"You guys are only hearing about me because I'm an Olympian," she continued. "And you guys haven't heard from the other victims of the other attacks that have been happening, repeatedly happening in this city, so they need to be vindicated and we can't drop the ball on this. We can't. Things have to change."
The suspected attacker, 51-year-old Semeon Tesfamariam, is accused of randomly throwing a 10-inch metal bolt at Glass's face while she was walking near a homeless camp in Los Angeles.
He was previously convicted of felony assaults in 2018 and 2019, but was out on parole when he allegedly attacked Glass.
Bystanders witnessed the assault and detained Tesfamariam until police arrived. He was charged with assault with a deadly weapon on Tuesday and is now being held without bail, Los Angeles County District Attorney George Gascón said.
Tesfamariam's arraignment was scheduled for Tuesday but doubts were raised about his competency to stand trial, so a new hearing was set for Aug. 12.
"Clearly he’s not mentally well and I do feel for him a lot. At the same time, feeling for somebody and holding them accountable doesn’t have to be mutually exclusive," Glass said Tuesday evening on Instagram.
"He needs to be off the streets and I hope that he gets the full 11 years and then some, and I hope that while he’s doing it, he gets help."
Gascón, who has faced scrutiny for reforms he put in place after being elected as district attorney in 2020, called it a "brutal, unprovoked attack."
Violent crime is up 8.2% so far this year, with aggravated assaults jumping 5%, according to LAPD data.
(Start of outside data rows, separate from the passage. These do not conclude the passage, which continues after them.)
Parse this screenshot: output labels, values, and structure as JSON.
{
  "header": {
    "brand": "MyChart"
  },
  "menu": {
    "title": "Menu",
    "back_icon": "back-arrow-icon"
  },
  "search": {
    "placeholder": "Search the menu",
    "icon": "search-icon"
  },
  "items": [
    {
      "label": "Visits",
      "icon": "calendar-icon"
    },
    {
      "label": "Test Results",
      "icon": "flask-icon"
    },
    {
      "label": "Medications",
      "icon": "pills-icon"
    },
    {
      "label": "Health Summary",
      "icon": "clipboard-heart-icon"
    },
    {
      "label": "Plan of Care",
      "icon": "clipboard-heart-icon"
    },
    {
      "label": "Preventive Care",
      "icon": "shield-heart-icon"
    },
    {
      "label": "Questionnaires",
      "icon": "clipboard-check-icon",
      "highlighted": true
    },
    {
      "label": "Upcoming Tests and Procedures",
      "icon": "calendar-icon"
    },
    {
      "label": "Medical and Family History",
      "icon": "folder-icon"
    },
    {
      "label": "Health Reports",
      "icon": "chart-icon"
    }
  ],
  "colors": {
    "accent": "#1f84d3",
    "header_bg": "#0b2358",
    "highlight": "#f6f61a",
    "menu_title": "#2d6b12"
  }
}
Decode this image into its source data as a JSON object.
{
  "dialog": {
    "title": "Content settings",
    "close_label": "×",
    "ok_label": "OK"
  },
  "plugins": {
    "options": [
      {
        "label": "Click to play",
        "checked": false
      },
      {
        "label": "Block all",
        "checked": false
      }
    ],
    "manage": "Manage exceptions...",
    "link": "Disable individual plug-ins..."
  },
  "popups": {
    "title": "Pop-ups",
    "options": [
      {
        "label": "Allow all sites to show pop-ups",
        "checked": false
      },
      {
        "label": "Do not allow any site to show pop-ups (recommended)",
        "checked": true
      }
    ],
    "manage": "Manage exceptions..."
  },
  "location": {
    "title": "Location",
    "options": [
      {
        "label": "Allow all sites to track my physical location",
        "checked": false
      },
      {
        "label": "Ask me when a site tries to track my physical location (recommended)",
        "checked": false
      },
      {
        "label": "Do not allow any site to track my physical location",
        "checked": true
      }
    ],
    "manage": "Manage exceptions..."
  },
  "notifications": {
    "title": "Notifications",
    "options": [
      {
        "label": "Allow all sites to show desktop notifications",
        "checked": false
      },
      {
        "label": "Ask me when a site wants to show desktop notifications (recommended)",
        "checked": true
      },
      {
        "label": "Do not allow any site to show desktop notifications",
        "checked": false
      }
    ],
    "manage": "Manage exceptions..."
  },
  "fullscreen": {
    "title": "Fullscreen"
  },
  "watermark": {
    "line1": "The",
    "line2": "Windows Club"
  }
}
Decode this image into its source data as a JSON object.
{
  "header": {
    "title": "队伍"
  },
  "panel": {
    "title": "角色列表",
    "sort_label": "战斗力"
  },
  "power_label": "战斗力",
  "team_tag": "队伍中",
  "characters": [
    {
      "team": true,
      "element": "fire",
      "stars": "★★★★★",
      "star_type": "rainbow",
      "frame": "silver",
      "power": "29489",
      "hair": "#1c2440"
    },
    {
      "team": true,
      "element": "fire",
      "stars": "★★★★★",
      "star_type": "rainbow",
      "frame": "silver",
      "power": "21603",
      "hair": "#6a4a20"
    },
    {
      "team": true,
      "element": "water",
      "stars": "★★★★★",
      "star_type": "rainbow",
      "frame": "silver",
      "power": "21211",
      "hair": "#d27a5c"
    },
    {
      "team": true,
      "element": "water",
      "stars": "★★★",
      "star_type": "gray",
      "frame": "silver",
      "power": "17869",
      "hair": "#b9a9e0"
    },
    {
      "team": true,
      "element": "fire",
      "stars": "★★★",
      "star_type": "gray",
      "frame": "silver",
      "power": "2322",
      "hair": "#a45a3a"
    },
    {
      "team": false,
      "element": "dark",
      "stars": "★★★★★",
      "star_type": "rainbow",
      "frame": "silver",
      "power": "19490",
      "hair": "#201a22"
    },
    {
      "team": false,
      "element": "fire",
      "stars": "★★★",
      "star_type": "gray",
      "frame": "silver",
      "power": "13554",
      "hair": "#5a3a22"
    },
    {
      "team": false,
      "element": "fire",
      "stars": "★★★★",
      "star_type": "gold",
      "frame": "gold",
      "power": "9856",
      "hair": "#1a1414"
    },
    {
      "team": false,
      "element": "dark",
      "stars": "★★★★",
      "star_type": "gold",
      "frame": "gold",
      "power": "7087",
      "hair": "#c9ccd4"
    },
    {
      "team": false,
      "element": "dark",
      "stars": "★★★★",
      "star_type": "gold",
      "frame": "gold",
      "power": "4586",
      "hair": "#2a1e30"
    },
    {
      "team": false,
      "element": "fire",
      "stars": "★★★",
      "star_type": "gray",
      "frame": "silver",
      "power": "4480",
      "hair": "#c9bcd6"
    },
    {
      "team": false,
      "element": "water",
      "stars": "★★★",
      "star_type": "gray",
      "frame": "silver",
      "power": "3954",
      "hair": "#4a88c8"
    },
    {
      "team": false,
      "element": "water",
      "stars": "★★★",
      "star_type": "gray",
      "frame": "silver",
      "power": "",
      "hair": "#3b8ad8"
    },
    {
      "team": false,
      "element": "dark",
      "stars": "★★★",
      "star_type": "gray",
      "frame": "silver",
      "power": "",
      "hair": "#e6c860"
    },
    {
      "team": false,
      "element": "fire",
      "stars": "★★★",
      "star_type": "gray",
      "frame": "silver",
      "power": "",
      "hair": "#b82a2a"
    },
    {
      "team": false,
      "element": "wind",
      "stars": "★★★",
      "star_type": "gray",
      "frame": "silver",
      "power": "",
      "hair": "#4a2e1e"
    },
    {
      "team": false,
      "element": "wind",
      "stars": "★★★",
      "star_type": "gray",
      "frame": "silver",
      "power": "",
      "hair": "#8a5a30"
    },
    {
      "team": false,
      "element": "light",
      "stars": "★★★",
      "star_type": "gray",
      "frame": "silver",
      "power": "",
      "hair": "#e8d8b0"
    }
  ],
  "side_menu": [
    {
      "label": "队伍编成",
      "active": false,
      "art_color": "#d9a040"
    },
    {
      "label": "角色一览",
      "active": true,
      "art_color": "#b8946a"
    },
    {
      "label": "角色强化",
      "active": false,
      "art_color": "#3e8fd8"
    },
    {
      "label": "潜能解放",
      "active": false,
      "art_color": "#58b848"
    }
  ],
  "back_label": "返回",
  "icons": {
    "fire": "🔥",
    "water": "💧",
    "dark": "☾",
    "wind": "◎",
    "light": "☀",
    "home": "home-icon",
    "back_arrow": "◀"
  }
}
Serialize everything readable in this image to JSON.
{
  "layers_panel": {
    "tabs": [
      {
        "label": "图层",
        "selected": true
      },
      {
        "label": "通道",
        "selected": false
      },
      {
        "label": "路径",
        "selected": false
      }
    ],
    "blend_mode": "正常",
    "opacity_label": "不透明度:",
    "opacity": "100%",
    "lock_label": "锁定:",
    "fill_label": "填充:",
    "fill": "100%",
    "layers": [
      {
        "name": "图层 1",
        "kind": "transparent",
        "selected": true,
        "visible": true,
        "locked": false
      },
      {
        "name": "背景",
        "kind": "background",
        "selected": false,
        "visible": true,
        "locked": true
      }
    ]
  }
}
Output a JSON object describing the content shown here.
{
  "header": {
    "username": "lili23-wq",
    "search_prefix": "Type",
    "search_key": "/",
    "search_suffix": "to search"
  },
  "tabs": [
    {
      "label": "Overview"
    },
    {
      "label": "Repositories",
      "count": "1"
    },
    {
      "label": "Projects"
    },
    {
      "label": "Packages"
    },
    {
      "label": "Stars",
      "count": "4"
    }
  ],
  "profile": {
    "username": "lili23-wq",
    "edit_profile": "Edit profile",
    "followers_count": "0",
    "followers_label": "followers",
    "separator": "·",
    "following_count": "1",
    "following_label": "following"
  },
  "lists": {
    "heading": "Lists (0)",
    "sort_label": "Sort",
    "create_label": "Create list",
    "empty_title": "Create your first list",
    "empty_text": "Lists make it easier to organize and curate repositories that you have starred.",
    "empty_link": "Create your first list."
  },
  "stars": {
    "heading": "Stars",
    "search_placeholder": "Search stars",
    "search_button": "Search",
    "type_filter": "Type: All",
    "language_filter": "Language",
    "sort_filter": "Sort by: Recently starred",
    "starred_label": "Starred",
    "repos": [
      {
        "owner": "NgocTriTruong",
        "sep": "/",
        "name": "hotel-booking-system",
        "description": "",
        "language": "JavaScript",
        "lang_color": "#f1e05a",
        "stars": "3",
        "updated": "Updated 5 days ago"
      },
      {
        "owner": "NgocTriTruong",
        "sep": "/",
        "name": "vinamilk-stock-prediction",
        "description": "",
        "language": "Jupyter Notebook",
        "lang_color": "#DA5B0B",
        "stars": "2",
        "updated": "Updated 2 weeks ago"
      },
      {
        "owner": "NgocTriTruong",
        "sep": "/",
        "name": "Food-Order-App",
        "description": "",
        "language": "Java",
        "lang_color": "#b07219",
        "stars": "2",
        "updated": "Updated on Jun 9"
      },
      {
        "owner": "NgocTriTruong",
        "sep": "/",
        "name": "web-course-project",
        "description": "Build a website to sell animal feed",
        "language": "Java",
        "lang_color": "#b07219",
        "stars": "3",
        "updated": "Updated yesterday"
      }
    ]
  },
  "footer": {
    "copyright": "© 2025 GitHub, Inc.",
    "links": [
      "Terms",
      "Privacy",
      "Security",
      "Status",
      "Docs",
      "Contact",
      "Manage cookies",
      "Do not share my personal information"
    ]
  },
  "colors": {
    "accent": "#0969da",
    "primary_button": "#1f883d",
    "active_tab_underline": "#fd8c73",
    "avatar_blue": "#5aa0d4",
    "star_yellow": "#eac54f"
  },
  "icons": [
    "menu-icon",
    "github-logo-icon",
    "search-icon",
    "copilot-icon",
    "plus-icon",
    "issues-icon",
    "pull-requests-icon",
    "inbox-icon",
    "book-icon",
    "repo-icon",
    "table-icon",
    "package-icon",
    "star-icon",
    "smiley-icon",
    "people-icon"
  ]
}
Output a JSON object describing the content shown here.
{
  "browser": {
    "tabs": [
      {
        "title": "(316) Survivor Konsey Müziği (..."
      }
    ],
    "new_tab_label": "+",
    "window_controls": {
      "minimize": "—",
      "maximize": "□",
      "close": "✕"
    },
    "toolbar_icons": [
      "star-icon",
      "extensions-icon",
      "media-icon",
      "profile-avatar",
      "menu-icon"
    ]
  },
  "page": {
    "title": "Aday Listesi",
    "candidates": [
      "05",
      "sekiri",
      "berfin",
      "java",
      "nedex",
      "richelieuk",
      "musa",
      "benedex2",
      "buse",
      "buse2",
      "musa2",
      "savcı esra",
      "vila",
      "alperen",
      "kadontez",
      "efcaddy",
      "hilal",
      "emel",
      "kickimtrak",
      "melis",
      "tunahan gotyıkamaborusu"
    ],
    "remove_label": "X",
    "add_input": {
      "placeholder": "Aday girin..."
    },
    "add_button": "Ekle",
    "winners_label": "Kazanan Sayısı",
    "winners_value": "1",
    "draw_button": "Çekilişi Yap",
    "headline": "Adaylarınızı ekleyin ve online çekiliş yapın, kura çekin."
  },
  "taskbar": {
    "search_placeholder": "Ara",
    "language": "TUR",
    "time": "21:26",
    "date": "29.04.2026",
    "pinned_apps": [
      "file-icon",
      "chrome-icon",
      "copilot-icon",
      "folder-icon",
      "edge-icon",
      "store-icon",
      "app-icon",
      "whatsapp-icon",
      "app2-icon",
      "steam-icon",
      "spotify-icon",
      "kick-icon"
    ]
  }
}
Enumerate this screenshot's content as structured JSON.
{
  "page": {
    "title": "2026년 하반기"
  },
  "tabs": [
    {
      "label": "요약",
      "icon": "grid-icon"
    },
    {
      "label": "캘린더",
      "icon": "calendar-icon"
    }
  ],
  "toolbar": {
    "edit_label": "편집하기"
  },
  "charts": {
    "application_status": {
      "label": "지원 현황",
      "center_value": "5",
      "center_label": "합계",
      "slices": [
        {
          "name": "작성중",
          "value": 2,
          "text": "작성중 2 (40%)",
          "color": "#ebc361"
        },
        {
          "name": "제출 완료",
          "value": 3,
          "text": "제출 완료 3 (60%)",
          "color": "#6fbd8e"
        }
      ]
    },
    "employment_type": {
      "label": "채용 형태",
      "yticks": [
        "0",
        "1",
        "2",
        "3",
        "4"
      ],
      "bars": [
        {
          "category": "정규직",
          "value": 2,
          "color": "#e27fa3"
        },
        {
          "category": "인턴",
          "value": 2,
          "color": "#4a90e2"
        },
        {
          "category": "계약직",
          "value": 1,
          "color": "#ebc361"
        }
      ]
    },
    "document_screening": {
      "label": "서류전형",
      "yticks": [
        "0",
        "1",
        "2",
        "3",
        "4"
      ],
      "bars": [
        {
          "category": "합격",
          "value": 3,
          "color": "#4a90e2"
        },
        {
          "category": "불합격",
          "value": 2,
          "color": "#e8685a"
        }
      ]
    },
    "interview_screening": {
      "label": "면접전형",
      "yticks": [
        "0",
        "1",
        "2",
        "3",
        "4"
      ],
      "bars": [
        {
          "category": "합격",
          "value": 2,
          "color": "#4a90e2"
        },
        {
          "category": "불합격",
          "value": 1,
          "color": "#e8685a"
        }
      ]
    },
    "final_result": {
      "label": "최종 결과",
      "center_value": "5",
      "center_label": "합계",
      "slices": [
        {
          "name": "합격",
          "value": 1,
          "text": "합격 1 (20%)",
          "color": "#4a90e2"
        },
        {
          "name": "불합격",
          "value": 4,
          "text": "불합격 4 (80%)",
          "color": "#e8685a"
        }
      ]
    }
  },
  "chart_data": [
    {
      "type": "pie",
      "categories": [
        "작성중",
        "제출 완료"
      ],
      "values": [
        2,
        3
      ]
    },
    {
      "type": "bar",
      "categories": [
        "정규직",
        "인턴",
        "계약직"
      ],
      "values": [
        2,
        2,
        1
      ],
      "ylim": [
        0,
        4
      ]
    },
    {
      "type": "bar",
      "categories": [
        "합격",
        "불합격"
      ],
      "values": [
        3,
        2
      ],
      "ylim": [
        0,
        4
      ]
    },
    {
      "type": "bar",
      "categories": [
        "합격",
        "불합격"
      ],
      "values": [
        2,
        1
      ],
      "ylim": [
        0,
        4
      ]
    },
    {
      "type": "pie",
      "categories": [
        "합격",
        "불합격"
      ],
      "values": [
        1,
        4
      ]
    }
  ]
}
Those elevated crime levels have driven a recall campaign against Gascón, which recently gathered enough signatures to put the recall question on the ballot in November.
"The more that we keep letting this issue go on and on and on, and they keep getting out and they are on the streets and we know that they are not healthy or mentally well and we’re putting our citizens, our healthcare workers, our cops, everyone in harm's way," Glass said. "We’re letting our society down."
Fox News's Jonathan Moore contributed to this report.